Despite the subtitle of Johnny Cash's 1963 compilation album Ring of Fire: The Best of Johnny Cash, the 12 tracks more accurately represent a nicely curated assemblage of singles and recordings from the Man in Black's late Fifties to the early Sixties catalog. As an undisputed legend of American song, a titanic figure on par with Woody Guthrie, Lead Belly and Bob Dylan, Johnny Cash arguably sang more types of songs, including folk, country, blues and gospel, than any of his peers or predecessors – and this album illustrates that versatility.
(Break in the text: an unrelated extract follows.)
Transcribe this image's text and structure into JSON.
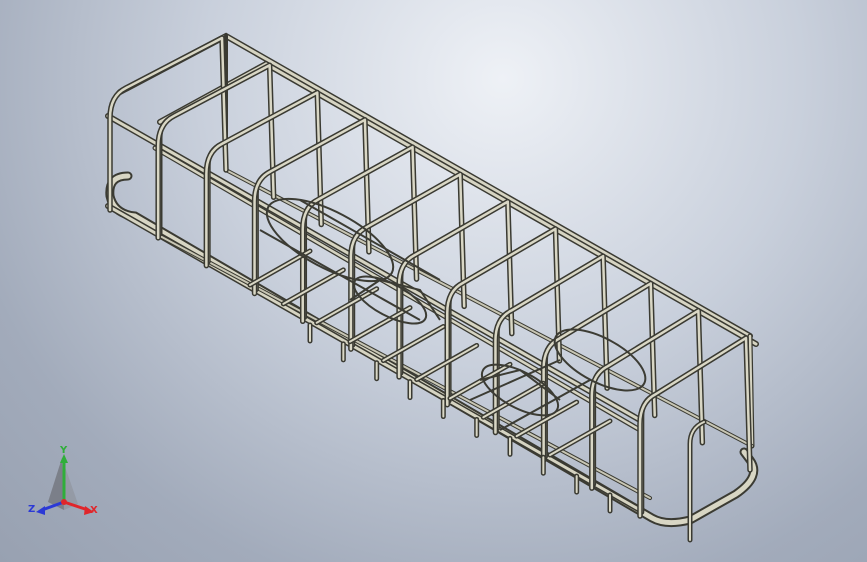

Although present at the genesis of rock and roll as one of the earliest signings to Sam Phillips' Sun Records in 1955, Cash recorded for nearly three decades with Columbia Records, a fruitful period that produced an estimated 1,400 songs. Cash's 16th album, Ring of Fire did, in fact, feature some of his best material, and on the week of January 11, 1964, it became the Number One album on Billboard's new Country Album chart.

The title track, "Ring Of Fire," written by June Carter and Merle Kilgore, is indicative of the idiosyncratic genius that's a hallmark of Cash's songwriting, with its ...


continue Categories: Inductee, Today in Rock

10 Essential Elvis Presley Songs

Saturday, January 7: 12 p.m.
Posted by Rock Hall
Elvis Presley

See the NEW Elvis Presley exhibit at the Rock and Roll Hall of Fame! 

Elvis Presley is the undisputed King of Rock and Roll. He rose from humble circumstances to launch the rock and roll revolution with his commanding voice and charismatic stage presence. In the words of the historical marker that stands outside the house where he was born: “Presley’s career as a singer and entertainer redefined popular music.”

As far as his stature as a cultural icon, which continues to grow even in death, writer Lester Bangs said it best: “I can guarantee you one thing - we will never again agree on anything as we agreed on Elvis.”

In celebration of Presley's January 8 birthday and his contributions to rock and roll, we chose 10 essential Elvis Presley songs. Presley built arguably the most impressive catalog of recordings in rock history, so it was understandably difficult narrowing the list down to 10 essential tracks. Let us know what songs would be on your list.

10 Essential Elvis Presley Songs

1. "That’s All Right"

Released in the summer of 1954, "That's All Right" was Presley's first commercial single and a fairly faithful version of ...


continue Categories: Hall of Fame, Inductee, 10 Essential Songs
previous Page 3 of 4. next